Not until the next morning do I finally come across a real, living Aleut. She is an 18-year-old girl who works in the Unalaska tourist office. She speaks like an American but her features are distinctly east Asian.

"You are genuine?" I gasp.
"Oh well, yeah ..." she smiles, as if recalling a fond family memory, "... but you know those early Russians, they like, made it, with the Aleut women? So today we're all mixed up."

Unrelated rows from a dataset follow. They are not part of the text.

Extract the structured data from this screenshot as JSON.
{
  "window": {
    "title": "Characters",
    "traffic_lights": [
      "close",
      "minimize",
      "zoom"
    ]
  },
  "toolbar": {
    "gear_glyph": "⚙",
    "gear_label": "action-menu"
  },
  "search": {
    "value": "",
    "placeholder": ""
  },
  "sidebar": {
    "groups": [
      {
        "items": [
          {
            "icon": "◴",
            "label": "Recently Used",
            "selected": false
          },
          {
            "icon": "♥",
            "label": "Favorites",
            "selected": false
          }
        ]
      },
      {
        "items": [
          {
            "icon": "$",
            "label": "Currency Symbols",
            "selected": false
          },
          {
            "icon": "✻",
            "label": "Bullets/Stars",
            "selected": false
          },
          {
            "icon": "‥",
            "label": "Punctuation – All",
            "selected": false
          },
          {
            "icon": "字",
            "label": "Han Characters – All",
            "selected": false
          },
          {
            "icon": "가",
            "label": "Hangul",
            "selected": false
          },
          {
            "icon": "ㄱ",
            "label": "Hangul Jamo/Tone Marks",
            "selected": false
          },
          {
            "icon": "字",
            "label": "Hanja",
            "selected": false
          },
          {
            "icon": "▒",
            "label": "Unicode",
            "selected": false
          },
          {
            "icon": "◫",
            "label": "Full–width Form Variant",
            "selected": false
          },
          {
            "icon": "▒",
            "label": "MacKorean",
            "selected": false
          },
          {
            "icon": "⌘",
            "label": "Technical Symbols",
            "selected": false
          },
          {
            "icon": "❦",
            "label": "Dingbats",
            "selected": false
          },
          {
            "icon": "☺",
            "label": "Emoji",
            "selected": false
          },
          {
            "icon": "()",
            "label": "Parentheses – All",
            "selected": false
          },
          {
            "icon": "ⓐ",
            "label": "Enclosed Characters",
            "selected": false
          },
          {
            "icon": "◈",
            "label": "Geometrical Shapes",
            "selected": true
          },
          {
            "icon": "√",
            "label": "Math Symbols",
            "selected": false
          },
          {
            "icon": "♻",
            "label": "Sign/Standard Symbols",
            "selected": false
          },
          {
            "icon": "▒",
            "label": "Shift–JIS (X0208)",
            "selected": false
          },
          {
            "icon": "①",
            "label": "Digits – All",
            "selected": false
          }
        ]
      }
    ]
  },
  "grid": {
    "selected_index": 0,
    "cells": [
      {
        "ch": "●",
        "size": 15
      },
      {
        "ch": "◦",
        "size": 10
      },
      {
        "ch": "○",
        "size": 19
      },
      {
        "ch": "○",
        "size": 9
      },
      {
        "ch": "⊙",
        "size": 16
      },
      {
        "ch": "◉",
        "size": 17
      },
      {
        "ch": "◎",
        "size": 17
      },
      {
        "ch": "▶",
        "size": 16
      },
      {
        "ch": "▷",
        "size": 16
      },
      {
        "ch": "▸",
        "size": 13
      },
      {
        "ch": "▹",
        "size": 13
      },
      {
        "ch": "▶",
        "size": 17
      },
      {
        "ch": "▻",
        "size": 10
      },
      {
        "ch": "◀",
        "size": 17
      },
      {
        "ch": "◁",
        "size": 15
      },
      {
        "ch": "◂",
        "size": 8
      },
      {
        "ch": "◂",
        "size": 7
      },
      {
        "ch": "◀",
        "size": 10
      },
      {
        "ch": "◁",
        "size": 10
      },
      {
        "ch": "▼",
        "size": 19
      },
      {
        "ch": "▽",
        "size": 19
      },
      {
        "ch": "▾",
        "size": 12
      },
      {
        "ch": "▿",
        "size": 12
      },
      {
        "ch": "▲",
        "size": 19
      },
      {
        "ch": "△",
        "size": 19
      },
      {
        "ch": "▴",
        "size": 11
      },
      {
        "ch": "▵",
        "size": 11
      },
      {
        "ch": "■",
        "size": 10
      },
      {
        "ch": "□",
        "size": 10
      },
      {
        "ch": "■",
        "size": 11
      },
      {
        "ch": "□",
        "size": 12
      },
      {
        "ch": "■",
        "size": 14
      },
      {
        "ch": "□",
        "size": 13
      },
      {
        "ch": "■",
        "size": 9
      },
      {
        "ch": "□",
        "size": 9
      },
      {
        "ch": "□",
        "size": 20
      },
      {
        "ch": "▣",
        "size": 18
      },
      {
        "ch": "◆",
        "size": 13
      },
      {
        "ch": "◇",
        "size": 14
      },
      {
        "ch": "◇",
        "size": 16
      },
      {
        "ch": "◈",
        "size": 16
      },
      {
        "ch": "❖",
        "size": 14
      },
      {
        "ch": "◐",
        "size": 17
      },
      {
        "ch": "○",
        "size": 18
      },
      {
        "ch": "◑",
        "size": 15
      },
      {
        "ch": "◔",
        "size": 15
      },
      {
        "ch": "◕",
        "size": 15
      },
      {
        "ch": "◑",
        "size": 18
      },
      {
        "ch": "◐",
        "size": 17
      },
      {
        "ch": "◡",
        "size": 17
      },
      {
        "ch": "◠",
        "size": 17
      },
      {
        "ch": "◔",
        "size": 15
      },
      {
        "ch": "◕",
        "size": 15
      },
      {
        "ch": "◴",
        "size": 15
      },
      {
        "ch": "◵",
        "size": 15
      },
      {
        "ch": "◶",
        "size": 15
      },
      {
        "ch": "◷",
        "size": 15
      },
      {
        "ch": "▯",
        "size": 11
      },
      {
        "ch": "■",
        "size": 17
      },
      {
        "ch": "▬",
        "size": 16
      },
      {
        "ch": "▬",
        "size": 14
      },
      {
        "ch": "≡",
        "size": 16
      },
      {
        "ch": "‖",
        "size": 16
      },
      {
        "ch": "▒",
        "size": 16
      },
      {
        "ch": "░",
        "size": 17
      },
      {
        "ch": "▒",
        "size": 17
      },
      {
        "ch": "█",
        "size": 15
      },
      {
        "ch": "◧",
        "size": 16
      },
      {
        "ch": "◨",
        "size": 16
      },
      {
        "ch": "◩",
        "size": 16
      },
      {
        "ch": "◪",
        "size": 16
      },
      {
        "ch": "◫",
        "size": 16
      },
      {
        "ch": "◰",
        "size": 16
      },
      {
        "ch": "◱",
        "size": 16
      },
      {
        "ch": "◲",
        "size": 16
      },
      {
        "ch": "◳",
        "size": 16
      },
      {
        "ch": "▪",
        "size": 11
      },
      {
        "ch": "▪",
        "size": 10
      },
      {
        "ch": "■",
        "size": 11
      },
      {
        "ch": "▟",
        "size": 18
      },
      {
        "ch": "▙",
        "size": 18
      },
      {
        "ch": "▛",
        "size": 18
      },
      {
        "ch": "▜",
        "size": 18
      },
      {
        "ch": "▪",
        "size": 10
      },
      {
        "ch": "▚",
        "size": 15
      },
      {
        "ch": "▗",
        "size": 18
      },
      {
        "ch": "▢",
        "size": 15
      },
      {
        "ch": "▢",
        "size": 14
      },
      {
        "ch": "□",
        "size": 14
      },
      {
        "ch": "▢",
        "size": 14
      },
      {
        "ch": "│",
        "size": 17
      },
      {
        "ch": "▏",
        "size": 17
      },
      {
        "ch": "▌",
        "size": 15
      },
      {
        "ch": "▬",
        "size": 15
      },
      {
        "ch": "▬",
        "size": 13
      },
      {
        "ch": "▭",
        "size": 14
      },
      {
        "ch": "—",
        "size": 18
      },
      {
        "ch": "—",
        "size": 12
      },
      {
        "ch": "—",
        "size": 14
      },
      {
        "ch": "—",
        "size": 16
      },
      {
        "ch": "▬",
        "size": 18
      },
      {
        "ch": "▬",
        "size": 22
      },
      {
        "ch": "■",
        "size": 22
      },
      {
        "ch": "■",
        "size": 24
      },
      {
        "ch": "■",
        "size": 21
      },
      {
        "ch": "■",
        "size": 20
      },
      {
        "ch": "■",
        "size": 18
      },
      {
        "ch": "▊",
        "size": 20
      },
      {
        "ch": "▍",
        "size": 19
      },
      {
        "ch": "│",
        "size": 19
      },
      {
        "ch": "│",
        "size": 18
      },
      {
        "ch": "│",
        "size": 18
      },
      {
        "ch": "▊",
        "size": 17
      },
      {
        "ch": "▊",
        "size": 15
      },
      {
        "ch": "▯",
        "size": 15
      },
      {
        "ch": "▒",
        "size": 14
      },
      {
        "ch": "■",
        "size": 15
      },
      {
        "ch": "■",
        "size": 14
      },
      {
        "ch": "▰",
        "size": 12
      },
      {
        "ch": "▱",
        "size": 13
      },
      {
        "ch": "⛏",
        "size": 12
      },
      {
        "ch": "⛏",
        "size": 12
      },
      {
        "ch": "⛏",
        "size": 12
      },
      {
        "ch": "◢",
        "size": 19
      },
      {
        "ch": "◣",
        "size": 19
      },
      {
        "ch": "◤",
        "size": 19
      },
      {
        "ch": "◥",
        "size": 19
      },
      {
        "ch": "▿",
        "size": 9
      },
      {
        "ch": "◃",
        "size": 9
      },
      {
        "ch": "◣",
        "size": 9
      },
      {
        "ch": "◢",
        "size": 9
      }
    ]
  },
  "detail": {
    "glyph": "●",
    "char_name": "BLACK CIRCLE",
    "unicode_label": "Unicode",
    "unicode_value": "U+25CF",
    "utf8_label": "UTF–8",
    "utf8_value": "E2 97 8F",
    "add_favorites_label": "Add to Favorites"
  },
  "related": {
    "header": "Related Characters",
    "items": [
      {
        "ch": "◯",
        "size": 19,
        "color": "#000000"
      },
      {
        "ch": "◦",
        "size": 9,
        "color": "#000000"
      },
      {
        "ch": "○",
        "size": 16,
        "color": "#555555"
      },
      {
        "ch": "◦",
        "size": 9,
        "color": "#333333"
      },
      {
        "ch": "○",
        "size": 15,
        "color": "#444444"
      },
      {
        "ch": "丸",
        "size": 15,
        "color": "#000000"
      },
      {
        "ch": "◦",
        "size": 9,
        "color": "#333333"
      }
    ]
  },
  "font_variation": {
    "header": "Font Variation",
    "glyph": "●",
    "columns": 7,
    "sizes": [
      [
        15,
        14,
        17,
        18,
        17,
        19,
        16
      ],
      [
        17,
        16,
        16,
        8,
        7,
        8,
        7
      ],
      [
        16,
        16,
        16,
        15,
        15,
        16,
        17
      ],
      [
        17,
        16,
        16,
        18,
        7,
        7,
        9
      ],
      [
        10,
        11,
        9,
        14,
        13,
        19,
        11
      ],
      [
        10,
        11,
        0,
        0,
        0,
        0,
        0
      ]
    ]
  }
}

The Aleuts turn out to have a surprisingly soft spot for mother Russia. Partly this is because Washington's record as a colonial master has been no better than that of the Tsars. (In 1942 the Aleuts were evacuated en masse to mainland north America; only with great difficulty did any of them ever make it back.) But the main reason is this: that long before being sold to the US in 1867, the Aleuts converted to the Russian Orthodox Church. Today, the dominant sight in the tiny harbour is the green onion dome of the Russian Orthodox Cathedral of the Holy Ascension, usually bedecked with eagles. Another grey day is fizzling out. I drop in on the local museum, to the shock of the curators who come running to unlock the door, panting, "Well, it's usually kinda quiet at this time of year ..." But there's one thing I have got to see: the sketch by Cook's official artist, John Webber, entitled Woman of Ounalashka.

We have a vivid description of that pleasant July afternoon in 1778, when Webber originally made this sketch, all because the hard-bitten travelling surgeon David Samwell seemed to fall in love on the spot. The woman whom Webber was drawing, he declared, was not only "very beautiful" and "altogether very prettily dressed", but "we were all charmed with the good nature and affability with which she complied with our wishes in staying to have her picture drawn, and with what readiness she stood up or sat down according as she was desired, seeming very much pleased in having an opportunity to oblige us. She was withal very communicative and intelligent ...".

And here she is now, in front of me, smiling and intelligent, her hair curled deftly forward, her lips and chin ornamented with walrus-teeth piercings. I consider the wanderings of this sketch, from the Aleutian islands, via Hawaii, Kamchatka, south China, Java, the Cape of Good Hope and back to London, where it was shown to King George III. Neither Samwell nor Webber could have dreamt that the Woman of Unalaska would one day be returned to her point of creation: a treeless island deep in the north Pacific, sodden with constant wind and rain.

The Facts

Getting there
Alaska Airlines flies daily from Anchorage to Dutch Harbor, Unalaska, weather permitting. Standard tickets are extremely expensive, but Jeremy Atiyah used an Alaska Airlines Best of the West air-pass. To qualify for the pass, you must be resident outside the US, and need to purchase only between two and 10 flight coupons. You do not need to purchase the international leg of your journey at the same time. Coupons for internal Alaska flights cost $109 (£70) each, and flights between Alaska and mainland US cost $169 (£108).

Jeremy thus flew Los Angeles to Anchorage to Dutch Harbor for $556 (£356) return, which is by far the most economical way of reaching the island, or any other remote part of Alaska. The airline's agent in the UK, which sells these tickets, is Offline Marketing (01992 441517).

Otherwise, from April to October only, there is the monthly AMHS ferry that sails from Kodiak Island to Unalaska. The trip takes two and a half days, costing about $200 (£128) one way without a cabin(001 907 4653941;

Jeremy travelled fromthe UK to Los Angeles as a guest of British Airways (0845 7733377). Prices drop below £300 return off-season.

Being there
On Unalaska, comfortable accommodation, with shared bathrooms, is available at Brenda's Bunkhouse, more formally known as Amaknak Camp, for $60 (£38) per person per night; homely and inexpensive meals are also served, in the company of hard oil workers and fishermen. Alternatively, try the far more expensive Grand Aleutian Hotel (001 907 5813844) which offers rooms from $175 (£112) per night.

Further information
Unalaska/Port of Dutch Harbor Convention and Visitors Bureau, PO Box 545, Unalaska, Alaska 99685 (001 907 581 2612; updhcvb@